Gather all lines in the entries below that include the word "Riêu".
════
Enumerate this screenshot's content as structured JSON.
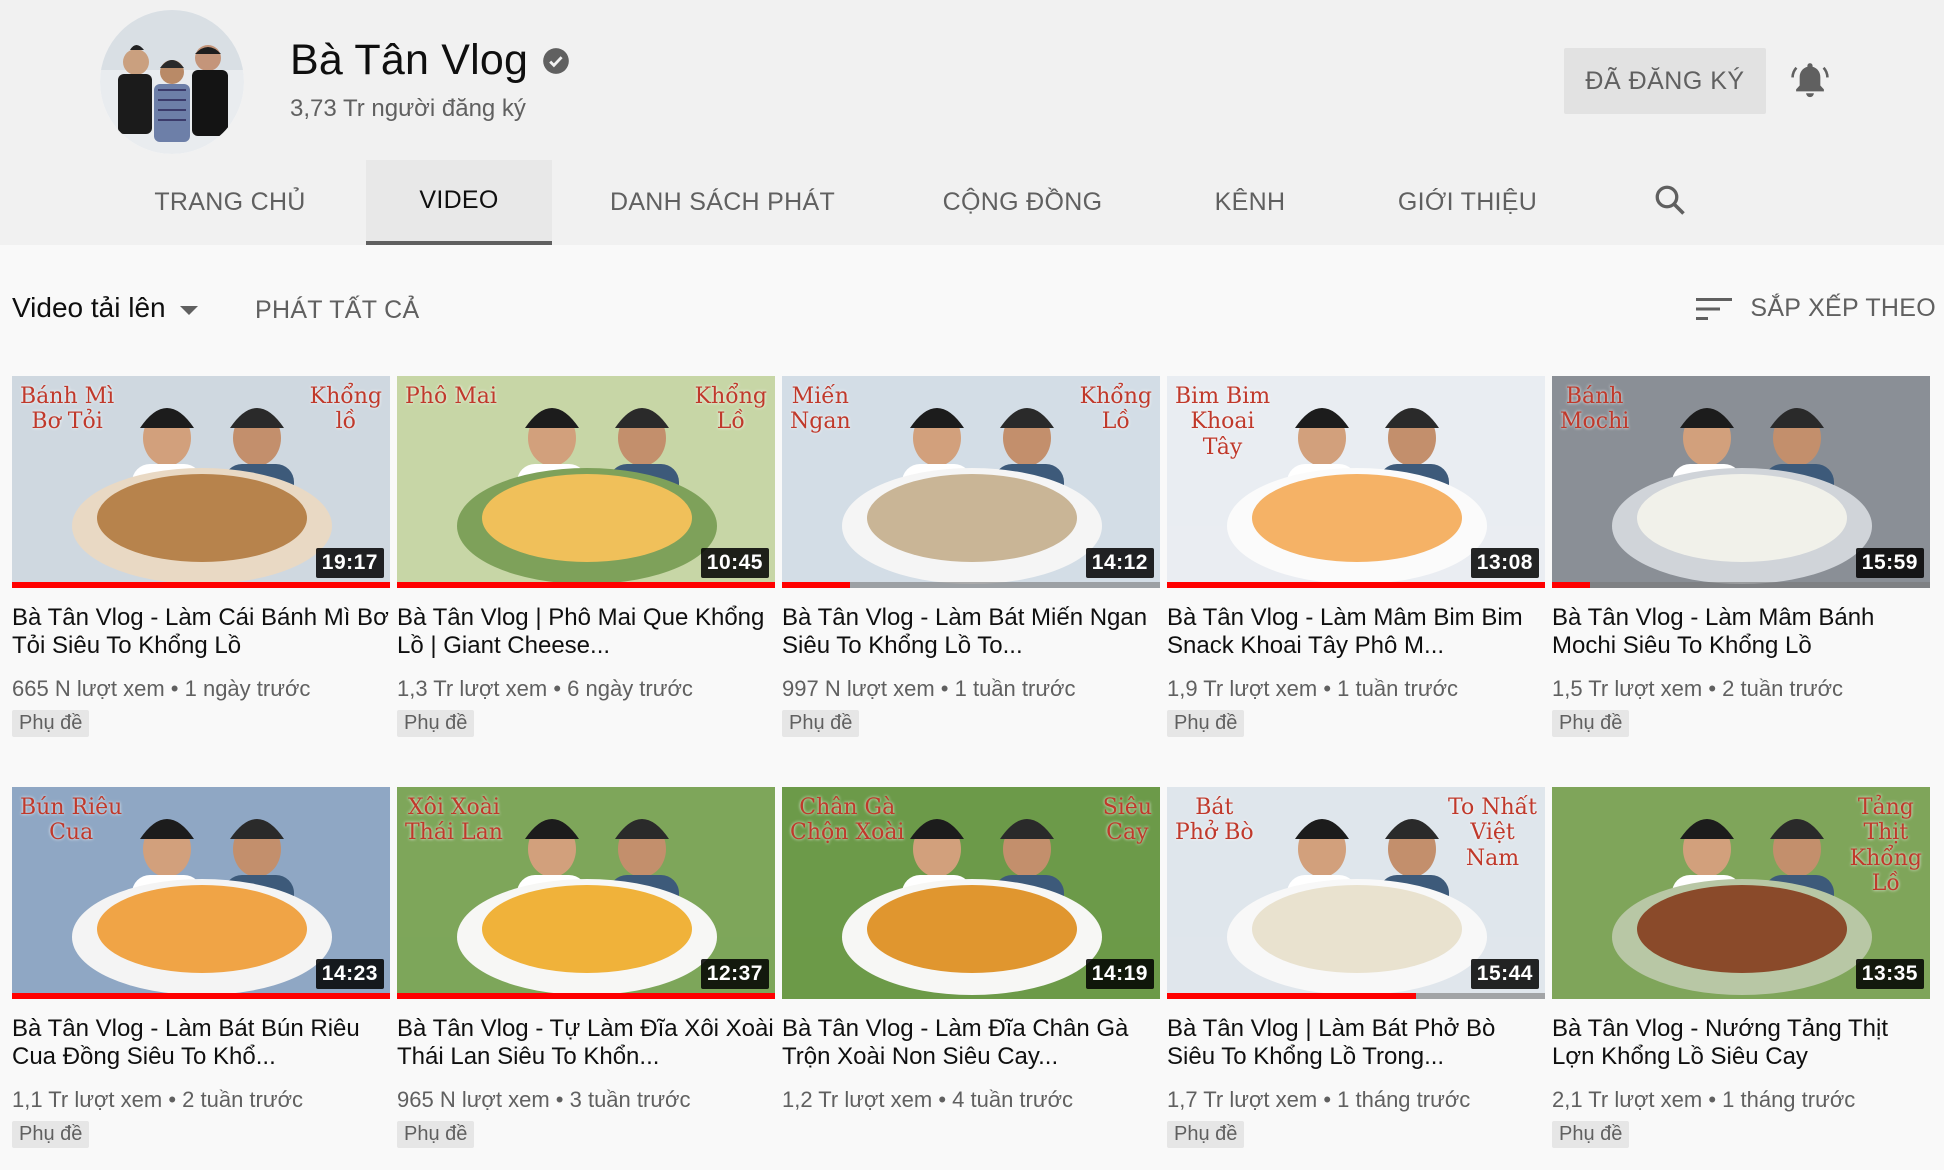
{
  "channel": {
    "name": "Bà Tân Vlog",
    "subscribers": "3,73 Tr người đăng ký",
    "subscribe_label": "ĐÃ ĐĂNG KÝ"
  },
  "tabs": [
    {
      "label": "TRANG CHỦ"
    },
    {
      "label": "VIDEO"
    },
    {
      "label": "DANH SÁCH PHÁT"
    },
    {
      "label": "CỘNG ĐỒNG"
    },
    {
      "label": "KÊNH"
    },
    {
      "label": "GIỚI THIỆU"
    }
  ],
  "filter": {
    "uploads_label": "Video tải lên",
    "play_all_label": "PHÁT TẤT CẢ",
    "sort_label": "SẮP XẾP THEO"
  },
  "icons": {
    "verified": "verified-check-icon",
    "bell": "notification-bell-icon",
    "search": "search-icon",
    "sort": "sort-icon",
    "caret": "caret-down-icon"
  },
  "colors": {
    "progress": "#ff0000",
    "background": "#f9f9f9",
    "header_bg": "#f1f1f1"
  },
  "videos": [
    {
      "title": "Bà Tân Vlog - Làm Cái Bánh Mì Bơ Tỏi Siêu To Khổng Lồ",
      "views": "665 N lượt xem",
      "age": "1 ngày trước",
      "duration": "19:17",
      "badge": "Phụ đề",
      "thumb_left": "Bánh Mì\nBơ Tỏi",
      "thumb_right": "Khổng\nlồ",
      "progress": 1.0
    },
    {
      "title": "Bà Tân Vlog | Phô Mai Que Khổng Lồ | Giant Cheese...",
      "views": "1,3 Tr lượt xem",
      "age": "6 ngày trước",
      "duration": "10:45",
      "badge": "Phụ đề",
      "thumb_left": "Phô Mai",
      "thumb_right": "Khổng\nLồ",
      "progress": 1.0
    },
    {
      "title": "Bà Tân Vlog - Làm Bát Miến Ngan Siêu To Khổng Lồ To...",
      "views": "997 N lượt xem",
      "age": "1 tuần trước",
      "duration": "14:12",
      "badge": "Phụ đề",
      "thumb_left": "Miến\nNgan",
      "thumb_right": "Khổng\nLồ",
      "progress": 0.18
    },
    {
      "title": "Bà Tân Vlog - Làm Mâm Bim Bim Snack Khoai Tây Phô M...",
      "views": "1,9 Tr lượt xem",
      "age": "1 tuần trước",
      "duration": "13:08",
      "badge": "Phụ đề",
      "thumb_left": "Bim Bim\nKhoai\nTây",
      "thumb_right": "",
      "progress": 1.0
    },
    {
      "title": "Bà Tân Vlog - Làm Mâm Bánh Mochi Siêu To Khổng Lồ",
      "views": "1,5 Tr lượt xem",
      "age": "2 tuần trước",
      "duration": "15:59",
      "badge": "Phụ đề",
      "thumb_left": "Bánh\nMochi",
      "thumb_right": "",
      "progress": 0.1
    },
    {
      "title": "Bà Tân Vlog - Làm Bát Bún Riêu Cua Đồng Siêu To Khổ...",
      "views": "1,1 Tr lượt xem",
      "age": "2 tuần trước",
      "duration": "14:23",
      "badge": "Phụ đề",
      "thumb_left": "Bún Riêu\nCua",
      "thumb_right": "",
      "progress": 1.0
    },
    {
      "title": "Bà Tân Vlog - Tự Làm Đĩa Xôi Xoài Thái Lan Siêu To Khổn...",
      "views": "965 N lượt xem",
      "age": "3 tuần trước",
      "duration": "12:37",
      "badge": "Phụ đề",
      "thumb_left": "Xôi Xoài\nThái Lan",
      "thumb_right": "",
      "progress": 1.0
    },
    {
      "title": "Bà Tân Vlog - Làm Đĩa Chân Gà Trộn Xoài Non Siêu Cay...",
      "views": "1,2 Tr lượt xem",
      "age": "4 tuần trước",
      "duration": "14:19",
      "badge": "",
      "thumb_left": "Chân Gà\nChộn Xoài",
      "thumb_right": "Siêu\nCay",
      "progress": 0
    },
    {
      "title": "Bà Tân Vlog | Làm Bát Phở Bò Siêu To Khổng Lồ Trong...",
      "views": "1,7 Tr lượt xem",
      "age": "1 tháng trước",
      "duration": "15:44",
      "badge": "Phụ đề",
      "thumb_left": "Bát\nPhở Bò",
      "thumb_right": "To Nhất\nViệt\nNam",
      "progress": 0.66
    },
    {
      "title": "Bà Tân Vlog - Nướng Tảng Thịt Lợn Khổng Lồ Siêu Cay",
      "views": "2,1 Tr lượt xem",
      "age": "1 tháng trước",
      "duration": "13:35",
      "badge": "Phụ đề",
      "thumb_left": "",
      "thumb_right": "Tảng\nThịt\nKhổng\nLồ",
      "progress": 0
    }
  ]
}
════
◆ **Your response**
      "title": "Bà Tân Vlog - Làm Bát Bún Riêu Cua Đồng Siêu To Khổ...",
      "thumb_left": "Bún Riêu\nCua",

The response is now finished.